“I was raised to be honest,” she told me. It was as simple as that. “It doesn’t matter if you need the money. It’s not up to you. So you give it back. My parents told me that if you are honest, you will have your reward at the end of time. If you’re not honest, you’ll pay it on Judgment Day.
Smart employers hire people like Brenda Harry because they can trust her. No matter how knowledgeable or skilled a person may be, if they are fundamentally dishonest or don’t value honesty, that person is detrimental and possibly even dangerous.
In some cases, a company can quantify the benefits of honest employees. The Goodwill store in Pearisburg added $3,100 to its monthly revenue when no one claimed the money Brenda handed over. But there are other ways honest employees can play a crucial role in an organization.
The engineer who refused to falsify the data
Before becoming senior vice president of strategy and business development at Xerox, Cari Dorman worked as an electrical engineer for a company that had won a contract with the US Navy. His role was to develop software to measure the probability that a transmitted electronic message would reach its target.
Cari’s boss – I’ll call him Saul – asked him to change some data in his research because the results weren’t what Saul wanted or hoped they would be. Because of the potential implications, Cari didn’t want to make the changes. “I knew standing up to Saul could get me fired,” Cari told me via Zoom. “But I thought to myself, ‘What if my son was in the Navy during a war and he relied on my software to tell whether a message he sent got through or not? “”Cari refused to do what his boss asked him to do.
With lives at stake, Cari was willing to risk her job to do honest research. Her passion for honesty makes her the kind of employee you too would do well to hire.
The Consequences of Dishonesty: One Strike and You’re Out
Many years ago I had the privilege of attending a week-long leadership seminar at Gallup in Lincoln, Nebraska. The late Donald O. Clifton, who was president of Gallup, told the group how the organization deals with employees who have done something dishonest, such as rigging data in a survey. “They’re fired,” he said. “Immediately.”
“Even if it’s just one offence?” I asked him.
“That’s right. Because people need to be confident that our surveys and polls are conducted with integrity. Otherwise, our product is meaningless.
I asked Alan Murray, former president of the Pew Research Center, if he thought Clifton’s policy was too harsh. He didn’t think so. “The Pew Center considers its greatest asset to be the trust people have in the information provided by the center,” Murray told me via Zoom. “So anything that has the potential to damage public trust is an existential threat to the work of the center. Reliability is at the heart of the Pew brand.
Honesty and your brand
Advertising legend Walter Landor once said that “a brand is a promise”. The logo of one of your favorite companies is more than just a cool graphic. The company is basically telling you, “You can continue to buy that service or product knowing that we stand behind what we sell. And if we let you down somehow, we’ll make it right.

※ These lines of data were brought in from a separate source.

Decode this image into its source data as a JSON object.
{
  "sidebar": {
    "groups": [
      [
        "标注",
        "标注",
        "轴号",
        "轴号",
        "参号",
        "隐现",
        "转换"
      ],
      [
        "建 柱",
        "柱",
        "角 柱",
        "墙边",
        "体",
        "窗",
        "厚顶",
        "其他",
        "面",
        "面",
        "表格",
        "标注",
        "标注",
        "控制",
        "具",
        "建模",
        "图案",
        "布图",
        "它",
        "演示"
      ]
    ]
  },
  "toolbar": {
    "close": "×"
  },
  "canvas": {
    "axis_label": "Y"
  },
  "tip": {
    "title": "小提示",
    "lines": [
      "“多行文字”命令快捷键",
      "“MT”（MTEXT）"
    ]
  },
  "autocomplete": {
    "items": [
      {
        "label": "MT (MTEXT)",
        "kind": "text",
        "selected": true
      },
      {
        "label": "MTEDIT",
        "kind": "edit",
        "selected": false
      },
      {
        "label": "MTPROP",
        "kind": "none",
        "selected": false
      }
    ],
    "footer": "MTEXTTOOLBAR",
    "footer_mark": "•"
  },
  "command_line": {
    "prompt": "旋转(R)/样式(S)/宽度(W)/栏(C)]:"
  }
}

Dishonesty at all levels of the company threatens this implicit promise. “I have the privilege of having worked for several great brands, and when you think about what makes brands powerful, it is all about trust,” added Alan Murray. “The public has some understanding that what they get when they see this mark is something they can count on and rely on to a greater degree than what they might find elsewhere. I regard maintaining the public trust as my highest objective.
The power, influence and integrity of a company directly depend on the honesty of its employees.

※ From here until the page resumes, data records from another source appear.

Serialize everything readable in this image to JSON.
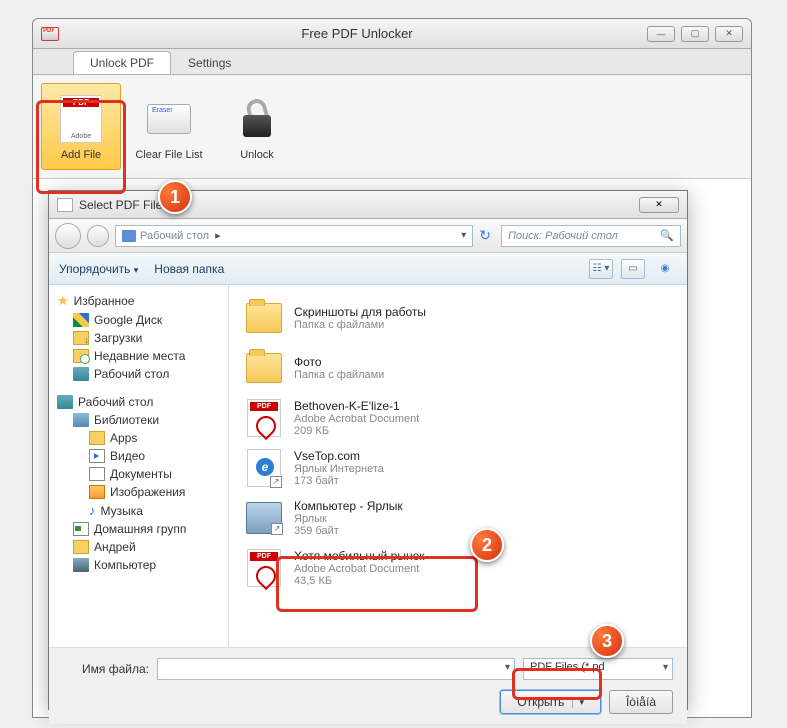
{
  "mainWindow": {
    "title": "Free PDF Unlocker",
    "tabs": {
      "unlock": "Unlock PDF",
      "settings": "Settings"
    },
    "ribbon": {
      "addFile": "Add File",
      "clearList": "Clear File List",
      "unlock": "Unlock"
    }
  },
  "dialog": {
    "title": "Select PDF File",
    "nav": {
      "path": "Рабочий стол",
      "searchPlaceholder": "Поиск: Рабочий стол"
    },
    "toolbar": {
      "organize": "Упорядочить",
      "newFolder": "Новая папка"
    },
    "sidebar": {
      "favorites": "Избранное",
      "favItems": {
        "gdrive": "Google Диск",
        "downloads": "Загрузки",
        "recent": "Недавние места",
        "desktop": "Рабочий стол"
      },
      "desktopHead": "Рабочий стол",
      "libs": "Библиотеки",
      "libItems": {
        "apps": "Apps",
        "video": "Видео",
        "docs": "Документы",
        "images": "Изображения",
        "music": "Музыка"
      },
      "homegroup": "Домашняя групп",
      "user": "Андрей",
      "computer": "Компьютер"
    },
    "files": [
      {
        "name": "Скриншоты для работы",
        "sub1": "Папка с файлами",
        "type": "folder"
      },
      {
        "name": "Фото",
        "sub1": "Папка с файлами",
        "type": "folder"
      },
      {
        "name": "Bethoven-K-E'lize-1",
        "sub1": "Adobe Acrobat Document",
        "sub2": "209 КБ",
        "type": "pdf"
      },
      {
        "name": "VseTop.com",
        "sub1": "Ярлык Интернета",
        "sub2": "173 байт",
        "type": "ie"
      },
      {
        "name": "Компьютер - Ярлык",
        "sub1": "Ярлык",
        "sub2": "359 байт",
        "type": "comp"
      },
      {
        "name": "Хотя мобильный рынок",
        "sub1": "Adobe Acrobat Document",
        "sub2": "43,5 КБ",
        "type": "pdf"
      }
    ],
    "footer": {
      "fileNameLabel": "Имя файла:",
      "filter": "PDF Files (*.pd",
      "open": "Открыть",
      "cancel": "Îòìåíà"
    }
  },
  "callouts": {
    "c1": "1",
    "c2": "2",
    "c3": "3"
  }
}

Honesty is a feeling, not just a series of actions.
Honest people are a boon to your business.
It can make sense to fire someone for just one dishonest act.
The reputation of your brand depends on the honesty of your team members and yourself.